I visited the National Gallery of Art recently. I first entered the so-called East gallery to find a modern space. It was a little disappointing. But this mobile hanging from the ceiling was cool. It was moving at a fairly good speed. Better, I think, is this view, with some color on the wall and a tree. I like the coldness of a stone wall with a living tree. That says something. This space also reminded me of the most beautiful outdoor surroundings of the Getty Museum in Los Angeles. Whereas the NGA made me feel like I was in some sort of public space where I leave after a number of hours (say, a museum or concert hall), the Getty had a feeling of a very nice (and large) private estate. The entire outdoor surroundings in fact surpassed the art inside, becoming its own aesthetic playground.

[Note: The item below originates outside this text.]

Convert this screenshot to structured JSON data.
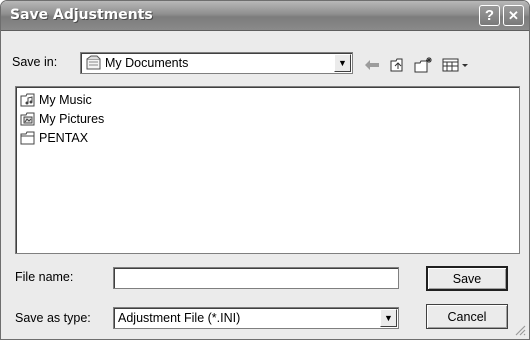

The art in the west wing at the NGA is far better than the Getty's, I'm saying. We took in two special exhibits of Spanish art, one of armor, the other, still life paintings. The guy could paint good "heirloom" tomatoes but not so great bread. I seriously get the National Gallery's desire to have a "modern section," something to echo the aesthetics of art in the past fifty years (at least). They have their little pyramid things sticking out like the ones at the Louvre, but let's be honest, they really don't compare. There are orange cones around them outside. There's a road going past.
Mr. Pei, we like the glass stuff in Paris. We want some too, please! Come on. Getty: It's not that I'm trying to compare one museum's wing to another's complete museum, two coasts apart. That's what I have done, but ultimately, that's not the point. Have you ever been on the underground "bridge" that connects the main United concourse at the O'Hare airport? It's kinda cool. They have a lot of lights and play Gershwin music. At the National Gallery they tried something like that. This is the area beneath the street I mentioned. Soon, you come up to the wedges of glass designed by I.M. Pei. The scene at the airport is better, even more artistic. Pei's design uses water. In the cafeteria, you can watch the water cascade down. Of course, the Getty has water too. All I'm saying is, I used to think the NGA was a top-museum. What hangs on the walls inside is but one measure. Your use of space and the architecture is another. But copying the Louvre and the O'Hare airport is ultimately just disappointing. I mean, look at the de Young in San Francisco: Someone punched real holes in that façade. That's awesomeness. While the NGA also may be copying other famous landmarks (namely the Pantheon in Rome), I still am a sucker for this space on the (now firmly preferred) west gallery: That's all.